=== DATA PROVIDED ===

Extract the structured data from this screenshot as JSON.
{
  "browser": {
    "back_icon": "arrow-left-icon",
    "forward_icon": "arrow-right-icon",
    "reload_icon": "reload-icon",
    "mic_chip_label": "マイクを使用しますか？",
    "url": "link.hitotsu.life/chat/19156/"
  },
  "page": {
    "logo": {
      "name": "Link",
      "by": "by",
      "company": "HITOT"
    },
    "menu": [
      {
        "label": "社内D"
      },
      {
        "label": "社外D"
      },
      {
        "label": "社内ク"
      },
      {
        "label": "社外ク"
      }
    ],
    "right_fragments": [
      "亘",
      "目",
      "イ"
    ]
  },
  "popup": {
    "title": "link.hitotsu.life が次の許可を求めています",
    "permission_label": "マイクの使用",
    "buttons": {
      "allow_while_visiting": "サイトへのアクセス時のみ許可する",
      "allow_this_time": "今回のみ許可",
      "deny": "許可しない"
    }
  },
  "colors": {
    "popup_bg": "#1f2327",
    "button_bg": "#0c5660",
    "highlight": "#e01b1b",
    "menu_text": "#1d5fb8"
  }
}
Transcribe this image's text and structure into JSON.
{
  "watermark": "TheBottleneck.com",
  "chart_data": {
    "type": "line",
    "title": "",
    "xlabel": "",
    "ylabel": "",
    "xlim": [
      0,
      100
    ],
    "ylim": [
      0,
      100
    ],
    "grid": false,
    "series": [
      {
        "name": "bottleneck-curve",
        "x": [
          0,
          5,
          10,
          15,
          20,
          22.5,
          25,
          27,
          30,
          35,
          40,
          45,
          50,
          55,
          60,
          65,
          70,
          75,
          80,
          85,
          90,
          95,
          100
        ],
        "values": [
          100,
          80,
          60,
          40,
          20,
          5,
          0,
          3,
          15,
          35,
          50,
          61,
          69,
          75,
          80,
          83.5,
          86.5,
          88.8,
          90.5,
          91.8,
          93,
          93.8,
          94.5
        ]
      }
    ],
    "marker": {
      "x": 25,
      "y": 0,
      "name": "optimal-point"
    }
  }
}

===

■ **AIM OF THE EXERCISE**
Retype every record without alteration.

■ **RESPONSE TO THE TASK**
Extract the structured data from this screenshot as JSON.
{
  "browser": {
    "back_icon": "arrow-left-icon",
    "forward_icon": "arrow-right-icon",
    "reload_icon": "reload-icon",
    "mic_chip_label": "マイクを使用しますか？",
    "url": "link.hitotsu.life/chat/19156/"
  },
  "page": {
    "logo": {
      "name": "Link",
      "by": "by",
      "company": "HITOT"
    },
    "menu": [
      {
        "label": "社内D"
      },
      {
        "label": "社外D"
      },
      {
        "label": "社内ク"
      },
      {
        "label": "社外ク"
      }
    ],
    "right_fragments": [
      "亘",
      "目",
      "イ"
    ]
  },
  "popup": {
    "title": "link.hitotsu.life が次の許可を求めています",
    "permission_label": "マイクの使用",
    "buttons": {
      "allow_while_visiting": "サイトへのアクセス時のみ許可する",
      "allow_this_time": "今回のみ許可",
      "deny": "許可しない"
    }
  },
  "colors": {
    "popup_bg": "#1f2327",
    "button_bg": "#0c5660",
    "highlight": "#e01b1b",
    "menu_text": "#1d5fb8"
  }
}
Transcribe this image's text and structure into JSON.
{
  "watermark": "TheBottleneck.com",
  "chart_data": {
    "type": "line",
    "title": "",
    "xlabel": "",
    "ylabel": "",
    "xlim": [
      0,
      100
    ],
    "ylim": [
      0,
      100
    ],
    "grid": false,
    "series": [
      {
        "name": "bottleneck-curve",
        "x": [
          0,
          5,
          10,
          15,
          20,
          22.5,
          25,
          27,
          30,
          35,
          40,
          45,
          50,
          55,
          60,
          65,
          70,
          75,
          80,
          85,
          90,
          95,
          100
        ],
        "values": [
          100,
          80,
          60,
          40,
          20,
          5,
          0,
          3,
          15,
          35,
          50,
          61,
          69,
          75,
          80,
          83.5,
          86.5,
          88.8,
          90.5,
          91.8,
          93,
          93.8,
          94.5
        ]
      }
    ],
    "marker": {
      "x": 25,
      "y": 0,
      "name": "optimal-point"
    }
  }
}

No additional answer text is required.